When the New England chapter “concurred that it’s very worthwhile,” he sent a 20-page application on to the national branch before a March 1 deadline.

“I thought we had a good shot,” Roberge said. “This is such a complex project that is so much more than a surface transportation project, with so many unique characteristics.”

One of the criteria for the award was based on transferability, Roberge said.

“Can someone pick up this project, read our document and be able to use the same strategies that we did? They definitely can, and that’s why I think we had such a high value,” he said.

Other elements that boosted the application were the robust public process that informed the design and its broad impact on the atmosphere of the entire downtown, he said.

“Giving us the national award really recognizes our efforts,” Roberge said.

The American Public Works Association awards aren’t unknown to the city of Concord, however.

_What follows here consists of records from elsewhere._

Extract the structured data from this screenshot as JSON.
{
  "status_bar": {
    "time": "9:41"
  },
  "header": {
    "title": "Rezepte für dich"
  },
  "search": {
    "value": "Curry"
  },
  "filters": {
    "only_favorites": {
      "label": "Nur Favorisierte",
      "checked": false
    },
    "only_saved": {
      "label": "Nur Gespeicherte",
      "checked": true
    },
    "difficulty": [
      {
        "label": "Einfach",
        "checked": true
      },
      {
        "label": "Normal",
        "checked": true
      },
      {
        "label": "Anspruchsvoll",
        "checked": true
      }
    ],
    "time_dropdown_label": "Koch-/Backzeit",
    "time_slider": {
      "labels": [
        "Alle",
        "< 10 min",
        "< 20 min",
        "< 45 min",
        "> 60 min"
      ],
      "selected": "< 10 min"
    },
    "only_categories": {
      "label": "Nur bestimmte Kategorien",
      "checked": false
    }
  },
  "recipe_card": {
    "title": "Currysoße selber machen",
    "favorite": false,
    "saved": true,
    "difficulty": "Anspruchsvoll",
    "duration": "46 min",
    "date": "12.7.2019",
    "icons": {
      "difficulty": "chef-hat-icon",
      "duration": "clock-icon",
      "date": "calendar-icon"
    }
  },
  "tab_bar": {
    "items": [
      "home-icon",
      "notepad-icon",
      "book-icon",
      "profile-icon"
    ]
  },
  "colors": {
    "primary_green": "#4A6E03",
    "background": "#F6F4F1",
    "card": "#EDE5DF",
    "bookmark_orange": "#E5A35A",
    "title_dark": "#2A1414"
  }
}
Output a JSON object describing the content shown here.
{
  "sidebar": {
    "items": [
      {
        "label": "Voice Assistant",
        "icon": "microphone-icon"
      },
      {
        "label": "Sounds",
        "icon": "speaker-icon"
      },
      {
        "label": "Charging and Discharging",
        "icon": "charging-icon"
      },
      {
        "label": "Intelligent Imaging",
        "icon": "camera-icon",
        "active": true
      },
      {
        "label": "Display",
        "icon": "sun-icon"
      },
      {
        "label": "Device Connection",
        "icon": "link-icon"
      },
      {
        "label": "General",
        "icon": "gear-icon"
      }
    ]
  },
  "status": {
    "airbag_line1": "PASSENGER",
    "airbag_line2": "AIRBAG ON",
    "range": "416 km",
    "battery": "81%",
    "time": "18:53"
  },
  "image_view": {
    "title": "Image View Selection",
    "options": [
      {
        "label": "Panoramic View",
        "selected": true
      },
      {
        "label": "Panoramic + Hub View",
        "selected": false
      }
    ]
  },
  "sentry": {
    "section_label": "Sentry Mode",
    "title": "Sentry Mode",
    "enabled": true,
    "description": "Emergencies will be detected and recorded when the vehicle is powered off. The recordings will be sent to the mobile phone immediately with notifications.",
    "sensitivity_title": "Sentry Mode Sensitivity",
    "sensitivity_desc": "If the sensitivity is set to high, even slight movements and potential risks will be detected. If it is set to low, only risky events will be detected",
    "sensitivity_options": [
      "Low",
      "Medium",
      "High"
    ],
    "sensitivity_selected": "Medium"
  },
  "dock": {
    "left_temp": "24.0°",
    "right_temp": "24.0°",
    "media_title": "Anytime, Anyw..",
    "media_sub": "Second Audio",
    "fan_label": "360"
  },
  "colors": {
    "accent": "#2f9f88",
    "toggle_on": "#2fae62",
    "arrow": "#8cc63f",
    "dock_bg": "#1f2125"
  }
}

Roberge himself won individually last year as the professional manager of the year for engineering and technology.

Public works employees in Keene and Nashua also won that year for their efforts on emergency management and facilities and grounds.

Those employees and the projects they worked on were among the 16 total awards that came to the New England chapter of the American Public Works Association in 2016, Roberge said.

“That was a very, very high number for an individual chapter,” Roberge said. “It just shows how active we are and how strong our group is.”

(Nick Reid can be reached at 369-3325, nreid@cmonitor.com or on Twitter at
@NickBReid.)